One of the biggest criticisms of the whole affair was Amazons ... silence. As startups ... were left to apologise ... because of Amazons failure. Amazon maintained its silence.
Today, two weeks later, Amazon has issued an apology and a post mortem. ... Amazon has also issued a 10 day credit ... to customers in the affected zone.
...What impact will this have on Amazons web services business and will we see ... distrust in the cloud? ... This combined with the hacking of Sonys Playstation Network is ... going to leave many ... hesitant about the future of a cloud based world.
The explanation will be important. As will the explanation for how the company could have permanently destroyed some of its customers data. ... Here's an email Amazon sent to a big customer letting them know. ... You'd think that, under the circumstances, Amazon could do a bit better. ...A few days ago we sent you an email letting you know that we were working on recovering ... one or more of your Amazon EBS volumes. We are very sorry, but ... our efforts to manually recover your volume were unsuccessful.
What we were able to recover has been made available via a snapshot. ... If you have no need for [it] please delete it to avoid incurring storage charges.
Your Humble Blogwatcher can't help but react:
Uh, hello? Did I just fall through a portal to an alternate universe?
So, Amazon, it's not bad enough that you've lost their data; you have to add insult to injury by charging them for storing the corrupt copy of their data!
Ten out of ten for the complete post-mortem, but minus several million for this irony-free BS.
And Molly McHugh is befuddled:
Theres also the matter of compensating the affected users for their loss. ... Amazons [EC2 SLA] guarantees 99.95 percent uptime ... but the fine print makes it easier for Amazon to avoid crediting anyone. ... Basically, you only get some redress from the site if you opted to use various availability zones ... regional zones that are specifically built to stay up ... in case of system failure.
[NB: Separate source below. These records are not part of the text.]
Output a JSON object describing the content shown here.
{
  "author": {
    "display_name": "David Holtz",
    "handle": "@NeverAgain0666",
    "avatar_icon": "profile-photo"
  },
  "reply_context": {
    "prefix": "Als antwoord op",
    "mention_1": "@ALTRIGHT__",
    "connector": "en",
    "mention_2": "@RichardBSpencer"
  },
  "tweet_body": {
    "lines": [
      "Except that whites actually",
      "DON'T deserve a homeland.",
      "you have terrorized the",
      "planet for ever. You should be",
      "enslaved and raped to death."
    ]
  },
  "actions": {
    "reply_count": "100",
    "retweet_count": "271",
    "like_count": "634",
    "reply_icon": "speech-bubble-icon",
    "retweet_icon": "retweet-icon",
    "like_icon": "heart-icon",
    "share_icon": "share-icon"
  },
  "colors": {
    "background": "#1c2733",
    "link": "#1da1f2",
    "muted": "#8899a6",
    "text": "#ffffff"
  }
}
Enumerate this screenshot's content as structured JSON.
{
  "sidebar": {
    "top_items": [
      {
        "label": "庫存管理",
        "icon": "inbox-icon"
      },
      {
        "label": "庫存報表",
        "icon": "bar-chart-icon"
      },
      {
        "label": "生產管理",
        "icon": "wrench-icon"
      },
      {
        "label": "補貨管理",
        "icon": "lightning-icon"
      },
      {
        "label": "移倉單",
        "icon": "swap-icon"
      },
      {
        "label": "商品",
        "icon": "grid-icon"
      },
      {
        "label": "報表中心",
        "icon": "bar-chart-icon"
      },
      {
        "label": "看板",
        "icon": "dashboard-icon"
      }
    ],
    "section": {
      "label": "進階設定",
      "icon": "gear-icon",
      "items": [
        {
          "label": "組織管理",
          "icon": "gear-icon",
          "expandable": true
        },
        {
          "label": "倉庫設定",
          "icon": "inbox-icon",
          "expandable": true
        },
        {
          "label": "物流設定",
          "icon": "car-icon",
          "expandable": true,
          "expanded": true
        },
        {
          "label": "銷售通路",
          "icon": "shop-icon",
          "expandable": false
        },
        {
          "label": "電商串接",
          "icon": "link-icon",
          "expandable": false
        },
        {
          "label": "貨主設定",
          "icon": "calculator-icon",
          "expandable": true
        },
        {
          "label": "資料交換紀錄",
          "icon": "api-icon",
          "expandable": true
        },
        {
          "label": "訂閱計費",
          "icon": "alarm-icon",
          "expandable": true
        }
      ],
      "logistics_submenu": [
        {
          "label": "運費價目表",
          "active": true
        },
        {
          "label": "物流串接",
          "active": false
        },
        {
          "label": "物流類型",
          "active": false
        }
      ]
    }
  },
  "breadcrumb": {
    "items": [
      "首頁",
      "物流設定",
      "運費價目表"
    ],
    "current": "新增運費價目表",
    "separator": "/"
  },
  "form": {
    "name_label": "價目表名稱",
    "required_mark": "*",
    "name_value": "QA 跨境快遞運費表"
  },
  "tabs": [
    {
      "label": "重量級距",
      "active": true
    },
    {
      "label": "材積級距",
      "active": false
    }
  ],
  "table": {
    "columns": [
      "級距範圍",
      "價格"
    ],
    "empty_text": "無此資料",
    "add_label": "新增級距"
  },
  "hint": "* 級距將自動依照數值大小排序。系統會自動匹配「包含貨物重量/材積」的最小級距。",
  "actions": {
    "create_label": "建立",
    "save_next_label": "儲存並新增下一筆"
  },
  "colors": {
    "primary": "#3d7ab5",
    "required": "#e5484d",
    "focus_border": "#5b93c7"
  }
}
[This] might make it difficult for users trying to seek credit ... contract loopholes should [not] be able to keep compensation from the 0.07 percent who lost their data. ... Until Amazon steps forward to explain ... its plans for crediting ... those affected, customers will just have to sit, wait, and hope the down time is over.
Meanwhile, Beth Cohen grinds her ax:
Setting aside the issue of Amazon [SLAs], all of this assumes that you have control over ... the systems and services in your IT stack. ... The recent outage highlighted ... that, even if they had built in the best ... high availability into their systems, they were still dependent on vendors and services that might not have been quite so diligent.
Uptime is going to be increasingly more difficult to determine through the maze of inter-dependent services. ... You need to make sure you have ... architected your own service to have a full failover solution ... [and] do diligence on all of your vendors policies and architectures. ... If one of your upstream service providers does not have a good policy in place, your site will still be affected. ... No matter how good the SLA is.
Richi Jennings is an independent analyst/consultant, specializing in blogging, email, and security. He's also the creator and main author of Computerworld's IT Blogwatch -- for which he has won American Society of Business Publication Editors and Jesse H. Neal awards on behalf of Computerworld, plus The Long View. A cross-functional IT geek since 1985, you can follow him as @richi on Twitter, pretend to be richij's friend on Facebook, or just use good old email: firstname.lastname@example.org. You can also read Richi's full profile and disclosure of his industry affiliations.